BEGIN SUPPLIED INFORMATION
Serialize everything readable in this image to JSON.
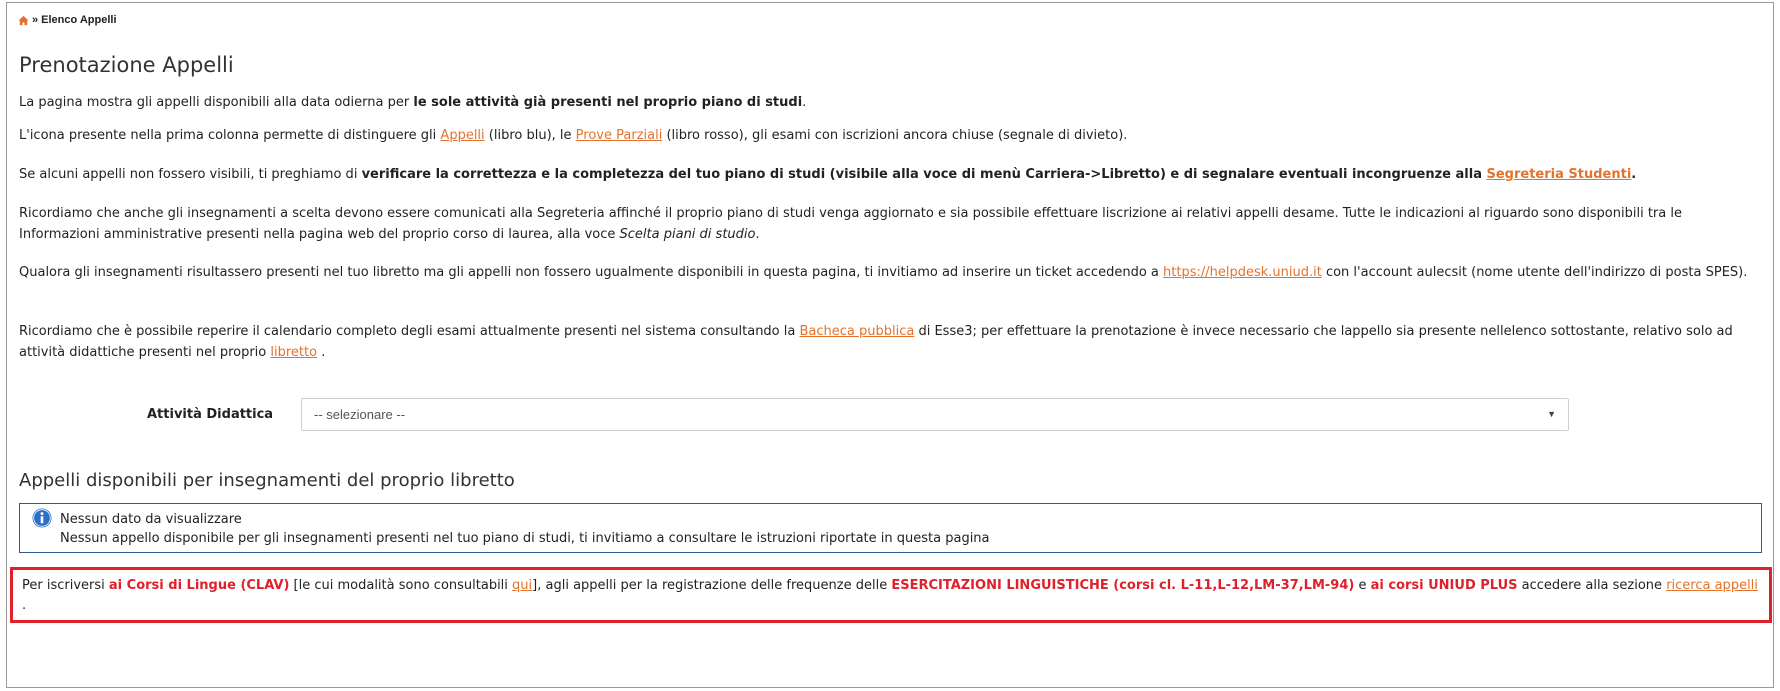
{
  "breadcrumb": {
    "current": "Elenco Appelli",
    "separator": "»"
  },
  "title": "Prenotazione Appelli",
  "p1": {
    "text": "La pagina mostra gli appelli disponibili alla data odierna per ",
    "bold": "le sole attività già presenti nel proprio piano di studi",
    "end": "."
  },
  "p2": {
    "t1": "L'icona presente nella prima colonna permette di distinguere gli ",
    "l1": "Appelli",
    "t2": " (libro blu), le ",
    "l2": "Prove Parziali",
    "t3": " (libro rosso), gli esami con iscrizioni ancora chiuse (segnale di divieto)."
  },
  "p3": {
    "t1": "Se alcuni appelli non fossero visibili, ti preghiamo di ",
    "bold": "verificare la correttezza e la completezza del tuo piano di studi (visibile alla voce di menù Carriera->Libretto) e di segnalare eventuali incongruenze alla ",
    "link": "Segreteria Studenti",
    "end": "."
  },
  "p4": {
    "t1": "Ricordiamo che anche gli insegnamenti a scelta devono essere comunicati alla Segreteria affinché il proprio piano di studi venga aggiornato e sia possibile effettuare liscrizione ai relativi appelli desame. Tutte le indicazioni al riguardo sono disponibili tra le Informazioni amministrative presenti nella pagina web del proprio corso di laurea, alla voce ",
    "italic": "Scelta piani di studio",
    "end": "."
  },
  "p5": {
    "t1": "Qualora gli insegnamenti risultassero presenti nel tuo libretto ma gli appelli non fossero ugualmente disponibili in questa pagina, ti invitiamo ad inserire un ticket accedendo a ",
    "link": "https://helpdesk.uniud.it",
    "t2": " con l'account aulecsit (nome utente dell'indirizzo di posta SPES)."
  },
  "p6": {
    "t1": "Ricordiamo che è possibile reperire il calendario completo degli esami attualmente presenti nel sistema consultando la ",
    "l1": "Bacheca pubblica",
    "t2": " di Esse3; per effettuare la prenotazione è invece necessario che lappello sia presente nellelenco sottostante, relativo solo ad attività didattiche presenti nel proprio ",
    "l2": "libretto",
    "end": " ."
  },
  "form": {
    "label": "Attività Didattica",
    "selected": "-- selezionare --"
  },
  "subtitle": "Appelli disponibili per insegnamenti del proprio libretto",
  "info": {
    "line1": "Nessun dato da visualizzare",
    "line2": "Nessun appello disponibile per gli insegnamenti presenti nel tuo piano di studi, ti invitiamo a consultare le istruzioni riportate in questa pagina"
  },
  "notice": {
    "t1": "Per iscriversi ",
    "r1": "ai Corsi di Lingue (CLAV)",
    "t2": " [le cui modalità sono consultabili ",
    "l1": "qui",
    "t3": "], agli appelli per la registrazione delle frequenze delle ",
    "r2": "ESERCITAZIONI LINGUISTICHE (corsi cl. L-11,L-12,LM-37,LM-94)",
    "t4": " e ",
    "r3": "ai corsi UNIUD PLUS",
    "t5": " accedere alla sezione ",
    "l2": "ricerca appelli",
    "end": " ."
  },
  "colors": {
    "link": "#e5722b",
    "alert": "#e0202a",
    "info_border": "#2c5f8f"
  },
  "icons": {
    "home": "home-icon",
    "info": "info-icon",
    "select_caret": "chevron-down-icon"
  }
}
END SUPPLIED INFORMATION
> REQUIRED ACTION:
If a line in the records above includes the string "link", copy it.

> RESPONSE BELOW:
    "link": "Segreteria Studenti",
    "link": "https://helpdesk.uniud.it",
    "link": "#e5722b",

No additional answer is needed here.